**THE TASK:**
What lines of the data hold the string "Model"? Pull each one out.

----------------------------------------

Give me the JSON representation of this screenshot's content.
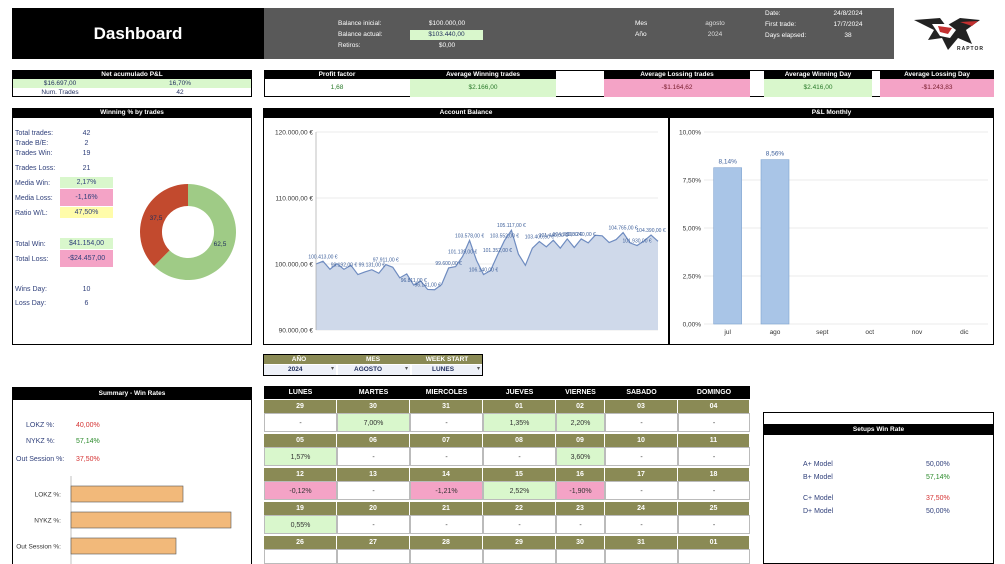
{
  "header": {
    "title": "Dashboard",
    "balance_inicial_label": "Balance inicial:",
    "balance_inicial": "$100.000,00",
    "balance_actual_label": "Balance actual:",
    "balance_actual": "$103.440,00",
    "retiros_label": "Retiros:",
    "retiros": "$0,00",
    "mes_label": "Mes",
    "mes": "agosto",
    "anio_label": "Año",
    "anio": "2024",
    "date_label": "Date:",
    "date": "24/8/2024",
    "first_trade_label": "First trade:",
    "first_trade": "17/7/2024",
    "days_elapsed_label": "Days elapsed:",
    "days_elapsed": "38",
    "logo_text": "RAPTOR"
  },
  "kpis": {
    "net_pl_label": "Net acumulado P&L",
    "net_pl_value": "$16.697,00",
    "net_pl_pct": "16,70%",
    "num_trades_label": "Num. Trades",
    "num_trades": "42",
    "profit_factor_label": "Profit factor",
    "profit_factor": "1,68",
    "avg_win_trades_label": "Average Winning trades",
    "avg_win_trades": "$2.166,00",
    "avg_loss_trades_label": "Average Lossing trades",
    "avg_loss_trades": "-$1.164,62",
    "avg_win_day_label": "Average Winning Day",
    "avg_win_day": "$2.416,00",
    "avg_loss_day_label": "Average Lossing Day",
    "avg_loss_day": "-$1.243,83"
  },
  "winning": {
    "title": "Winning % by trades",
    "total_trades_label": "Total trades:",
    "total_trades": "42",
    "trade_be_label": "Trade B/E:",
    "trade_be": "2",
    "trades_win_label": "Trades Win:",
    "trades_win": "19",
    "trades_loss_label": "Trades Loss:",
    "trades_loss": "21",
    "media_win_label": "Media Win:",
    "media_win": "2,17%",
    "media_loss_label": "Media Loss:",
    "media_loss": "-1,16%",
    "ratio_label": "Ratio W/L:",
    "ratio": "47,50%",
    "total_win_label": "Total Win:",
    "total_win": "$41.154,00",
    "total_loss_label": "Total Loss:",
    "total_loss": "-$24.457,00",
    "wins_day_label": "Wins Day:",
    "wins_day": "10",
    "loss_day_label": "Loss Day:",
    "loss_day": "6",
    "donut": {
      "win_pct": 62.5,
      "loss_pct": 37.5,
      "win_label": "62,5",
      "loss_label": "37,5",
      "win_color": "#9fcb86",
      "loss_color": "#c24a2e"
    }
  },
  "chart_data": [
    {
      "type": "area",
      "title": "Account Balance",
      "ylim": [
        90000,
        120000
      ],
      "yticks": [
        "90.000,00 €",
        "100.000,00 €",
        "110.000,00 €",
        "120.000,00 €"
      ],
      "ytick_values": [
        90000,
        100000,
        110000,
        120000
      ],
      "values": [
        100000,
        100413,
        99200,
        100050,
        99192,
        99800,
        98400,
        98800,
        99131,
        98600,
        99911,
        99500,
        97900,
        98500,
        96800,
        97400,
        96141,
        96100,
        96900,
        99400,
        99600,
        101139,
        103578,
        100550,
        98400,
        99000,
        101352,
        103552,
        105117,
        101500,
        99800,
        102400,
        103400,
        102600,
        103600,
        102400,
        103800,
        102500,
        103800,
        103200,
        104350,
        104270,
        103245,
        103700,
        104765,
        103200,
        102800,
        103500,
        104390,
        103440
      ],
      "data_labels": [
        {
          "i": 1,
          "t": "100.413,00 €"
        },
        {
          "i": 4,
          "t": "99.192,00 €"
        },
        {
          "i": 8,
          "t": "99.131,00 €"
        },
        {
          "i": 10,
          "t": "97.911,00 €"
        },
        {
          "i": 14,
          "t": "96.811,00 €"
        },
        {
          "i": 16,
          "t": "96.141,00 €"
        },
        {
          "i": 19,
          "t": "99.600,00 €"
        },
        {
          "i": 21,
          "t": "101.139,00 €"
        },
        {
          "i": 22,
          "t": "103.578,00 €"
        },
        {
          "i": 24,
          "t": "106.140,00 €"
        },
        {
          "i": 26,
          "t": "101.352,00 €"
        },
        {
          "i": 27,
          "t": "103.552,00 €"
        },
        {
          "i": 28,
          "t": "105.117,00 €"
        },
        {
          "i": 32,
          "t": "103.400,00 €"
        },
        {
          "i": 34,
          "t": "101.440,00 €"
        },
        {
          "i": 36,
          "t": "104.350,00 €"
        },
        {
          "i": 38,
          "t": "103.240,00 €"
        },
        {
          "i": 44,
          "t": "104.765,00 €"
        },
        {
          "i": 46,
          "t": "101.930,00 €"
        },
        {
          "i": 48,
          "t": "104.390,00 €"
        }
      ],
      "fill": "#cfd9ea",
      "line": "#6f8cc0"
    },
    {
      "type": "bar",
      "title": "P&L Monthly",
      "categories": [
        "jul",
        "ago",
        "sept",
        "oct",
        "nov",
        "dic"
      ],
      "values": [
        8.14,
        8.56,
        0,
        0,
        0,
        0
      ],
      "value_labels": [
        "8,14%",
        "8,56%",
        "",
        "",
        "",
        ""
      ],
      "ylim": [
        0,
        10
      ],
      "yticks": [
        "0,00%",
        "2,50%",
        "5,00%",
        "7,50%",
        "10,00%"
      ],
      "ytick_values": [
        0,
        2.5,
        5,
        7.5,
        10
      ],
      "bar_color": "#a9c5e7"
    },
    {
      "type": "bar",
      "title": "Summary - Win Rates",
      "categories": [
        "LOKZ %:",
        "NYKZ %:",
        "Out Session %:"
      ],
      "values": [
        40.0,
        57.14,
        37.5
      ],
      "xlim": [
        0,
        60
      ],
      "bar_color": "#f2b97a"
    }
  ],
  "account_title": "Account Balance",
  "monthly_title": "P&L Monthly",
  "filters": {
    "anio_label": "AÑO",
    "anio": "2024",
    "mes_label": "MES",
    "mes": "AGOSTO",
    "week_label": "WEEK START",
    "week": "LUNES"
  },
  "summary": {
    "title": "Summary - Win Rates",
    "lokz_label": "LOKZ %:",
    "lokz": "40,00%",
    "nykz_label": "NYKZ %:",
    "nykz": "57,14%",
    "out_label": "Out Session %:",
    "out": "37,50%"
  },
  "calendar": {
    "days": [
      "LUNES",
      "MARTES",
      "MIERCOLES",
      "JUEVES",
      "VIERNES",
      "SABADO",
      "DOMINGO"
    ],
    "weeks": [
      {
        "dates": [
          "29",
          "30",
          "31",
          "01",
          "02",
          "03",
          "04"
        ],
        "vals": [
          "-",
          "7,00%",
          "-",
          "1,35%",
          "2,20%",
          "-",
          "-"
        ],
        "kinds": [
          "",
          "g",
          "",
          "g",
          "g",
          "",
          ""
        ]
      },
      {
        "dates": [
          "05",
          "06",
          "07",
          "08",
          "09",
          "10",
          "11"
        ],
        "vals": [
          "1,57%",
          "-",
          "-",
          "-",
          "3,60%",
          "-",
          "-"
        ],
        "kinds": [
          "g",
          "",
          "",
          "",
          "g",
          "",
          ""
        ]
      },
      {
        "dates": [
          "12",
          "13",
          "14",
          "15",
          "16",
          "17",
          "18"
        ],
        "vals": [
          "-0,12%",
          "-",
          "-1,21%",
          "2,52%",
          "-1,90%",
          "-",
          "-"
        ],
        "kinds": [
          "p",
          "",
          "p",
          "g",
          "p",
          "",
          ""
        ]
      },
      {
        "dates": [
          "19",
          "20",
          "21",
          "22",
          "23",
          "24",
          "25"
        ],
        "vals": [
          "0,55%",
          "-",
          "-",
          "-",
          "-",
          "-",
          "-"
        ],
        "kinds": [
          "g",
          "",
          "",
          "",
          "",
          "",
          ""
        ]
      },
      {
        "dates": [
          "26",
          "27",
          "28",
          "29",
          "30",
          "31",
          "01"
        ],
        "vals": [
          "",
          "",
          "",
          "",
          "",
          "",
          ""
        ],
        "kinds": [
          "",
          "",
          "",
          "",
          "",
          "",
          ""
        ]
      }
    ]
  },
  "setups": {
    "title": "Setups Win Rate",
    "rows": [
      {
        "label": "A+ Model",
        "value": "50,00%"
      },
      {
        "label": "B+ Model",
        "value": "57,14%"
      },
      {
        "label": "C+ Model",
        "value": "37,50%"
      },
      {
        "label": "D+ Model",
        "value": "50,00%"
      }
    ]
  }
}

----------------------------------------

**TASK RESPONSE:**
        "label": "A+ Model",
        "label": "B+ Model",
        "label": "C+ Model",
        "label": "D+ Model",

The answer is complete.